Assignment: Nothing in the entries may be dropped: restate them word for word.

Task material:
========================================

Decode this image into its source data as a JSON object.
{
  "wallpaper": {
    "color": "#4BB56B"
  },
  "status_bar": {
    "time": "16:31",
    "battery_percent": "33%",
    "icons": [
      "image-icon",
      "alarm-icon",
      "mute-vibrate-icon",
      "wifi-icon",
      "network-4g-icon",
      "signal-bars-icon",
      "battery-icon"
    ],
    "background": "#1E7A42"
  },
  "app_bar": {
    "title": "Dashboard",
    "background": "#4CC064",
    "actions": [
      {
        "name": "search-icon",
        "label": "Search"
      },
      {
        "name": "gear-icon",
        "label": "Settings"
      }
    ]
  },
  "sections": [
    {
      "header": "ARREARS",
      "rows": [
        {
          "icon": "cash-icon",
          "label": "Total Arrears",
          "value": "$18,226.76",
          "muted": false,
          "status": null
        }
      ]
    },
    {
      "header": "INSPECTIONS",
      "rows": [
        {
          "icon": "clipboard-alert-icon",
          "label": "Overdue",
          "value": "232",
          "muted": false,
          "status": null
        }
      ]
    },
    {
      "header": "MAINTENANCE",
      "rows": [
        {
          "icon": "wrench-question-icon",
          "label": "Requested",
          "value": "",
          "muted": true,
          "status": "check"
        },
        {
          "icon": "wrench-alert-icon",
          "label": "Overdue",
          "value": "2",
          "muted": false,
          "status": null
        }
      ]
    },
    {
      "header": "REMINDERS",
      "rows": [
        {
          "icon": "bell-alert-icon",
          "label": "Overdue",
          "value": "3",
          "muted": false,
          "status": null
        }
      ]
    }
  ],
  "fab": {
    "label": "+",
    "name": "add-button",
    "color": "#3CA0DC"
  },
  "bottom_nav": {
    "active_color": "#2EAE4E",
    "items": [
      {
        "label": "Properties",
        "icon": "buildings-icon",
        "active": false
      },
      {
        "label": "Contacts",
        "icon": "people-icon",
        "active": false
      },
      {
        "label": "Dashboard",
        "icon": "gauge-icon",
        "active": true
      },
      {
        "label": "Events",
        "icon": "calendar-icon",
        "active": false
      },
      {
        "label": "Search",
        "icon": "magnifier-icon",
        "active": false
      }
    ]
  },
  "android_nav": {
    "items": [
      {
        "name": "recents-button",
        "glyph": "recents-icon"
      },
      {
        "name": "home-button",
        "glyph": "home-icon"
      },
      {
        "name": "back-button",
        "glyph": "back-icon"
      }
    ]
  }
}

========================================

Answer to this task:
Decode this image into its source data as a JSON object.
{
  "wallpaper": {
    "color": "#4BB56B"
  },
  "status_bar": {
    "time": "16:31",
    "battery_percent": "33%",
    "icons": [
      "image-icon",
      "alarm-icon",
      "mute-vibrate-icon",
      "wifi-icon",
      "network-4g-icon",
      "signal-bars-icon",
      "battery-icon"
    ],
    "background": "#1E7A42"
  },
  "app_bar": {
    "title": "Dashboard",
    "background": "#4CC064",
    "actions": [
      {
        "name": "search-icon",
        "label": "Search"
      },
      {
        "name": "gear-icon",
        "label": "Settings"
      }
    ]
  },
  "sections": [
    {
      "header": "ARREARS",
      "rows": [
        {
          "icon": "cash-icon",
          "label": "Total Arrears",
          "value": "$18,226.76",
          "muted": false,
          "status": null
        }
      ]
    },
    {
      "header": "INSPECTIONS",
      "rows": [
        {
          "icon": "clipboard-alert-icon",
          "label": "Overdue",
          "value": "232",
          "muted": false,
          "status": null
        }
      ]
    },
    {
      "header": "MAINTENANCE",
      "rows": [
        {
          "icon": "wrench-question-icon",
          "label": "Requested",
          "value": "",
          "muted": true,
          "status": "check"
        },
        {
          "icon": "wrench-alert-icon",
          "label": "Overdue",
          "value": "2",
          "muted": false,
          "status": null
        }
      ]
    },
    {
      "header": "REMINDERS",
      "rows": [
        {
          "icon": "bell-alert-icon",
          "label": "Overdue",
          "value": "3",
          "muted": false,
          "status": null
        }
      ]
    }
  ],
  "fab": {
    "label": "+",
    "name": "add-button",
    "color": "#3CA0DC"
  },
  "bottom_nav": {
    "active_color": "#2EAE4E",
    "items": [
      {
        "label": "Properties",
        "icon": "buildings-icon",
        "active": false
      },
      {
        "label": "Contacts",
        "icon": "people-icon",
        "active": false
      },
      {
        "label": "Dashboard",
        "icon": "gauge-icon",
        "active": true
      },
      {
        "label": "Events",
        "icon": "calendar-icon",
        "active": false
      },
      {
        "label": "Search",
        "icon": "magnifier-icon",
        "active": false
      }
    ]
  },
  "android_nav": {
    "items": [
      {
        "name": "recents-button",
        "glyph": "recents-icon"
      },
      {
        "name": "home-button",
        "glyph": "home-icon"
      },
      {
        "name": "back-button",
        "glyph": "back-icon"
      }
    ]
  }
}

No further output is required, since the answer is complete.